GOAL OF THE EXERCISE => Which lines in the records below hold the word "Test"? Copy each of them.
--- START ---
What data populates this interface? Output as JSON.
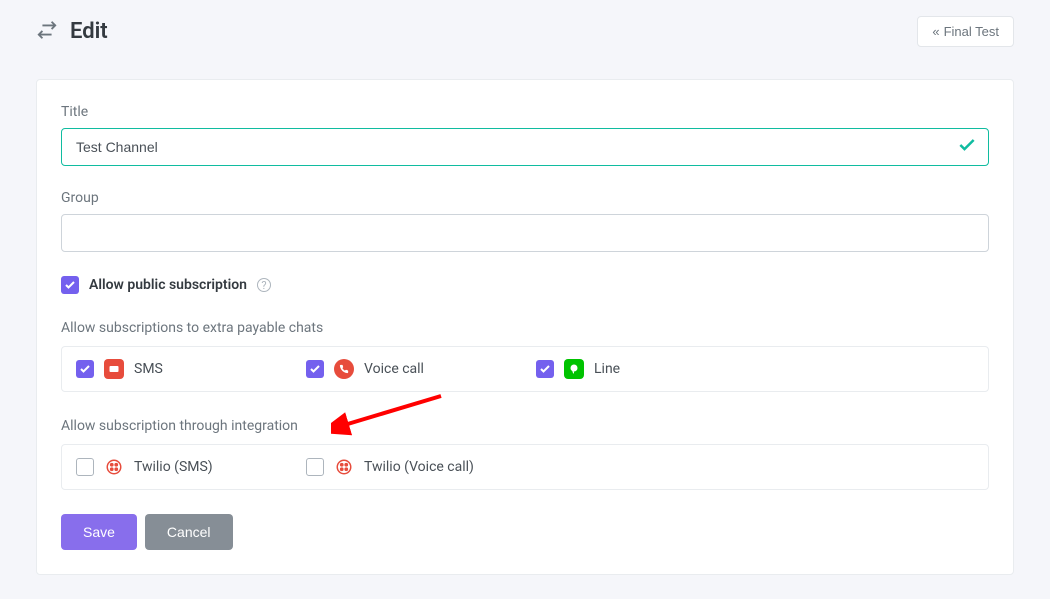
{
  "header": {
    "title": "Edit",
    "breadcrumb_label": "Final Test"
  },
  "form": {
    "title_label": "Title",
    "title_value": "Test Channel",
    "group_label": "Group",
    "group_value": "",
    "allow_public_label": "Allow public subscription",
    "allow_public_checked": true,
    "extra_chats_label": "Allow subscriptions to extra payable chats",
    "integration_label": "Allow subscription through integration"
  },
  "chats": [
    {
      "label": "SMS",
      "checked": true,
      "icon": "sms"
    },
    {
      "label": "Voice call",
      "checked": true,
      "icon": "voice"
    },
    {
      "label": "Line",
      "checked": true,
      "icon": "line"
    }
  ],
  "integrations": [
    {
      "label": "Twilio (SMS)",
      "checked": false,
      "icon": "twilio"
    },
    {
      "label": "Twilio (Voice call)",
      "checked": false,
      "icon": "twilio"
    }
  ],
  "buttons": {
    "save": "Save",
    "cancel": "Cancel"
  }
}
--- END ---
SOLUTION TO THE PROBLEM =>
    "breadcrumb_label": "Final Test"
    "title_value": "Test Channel",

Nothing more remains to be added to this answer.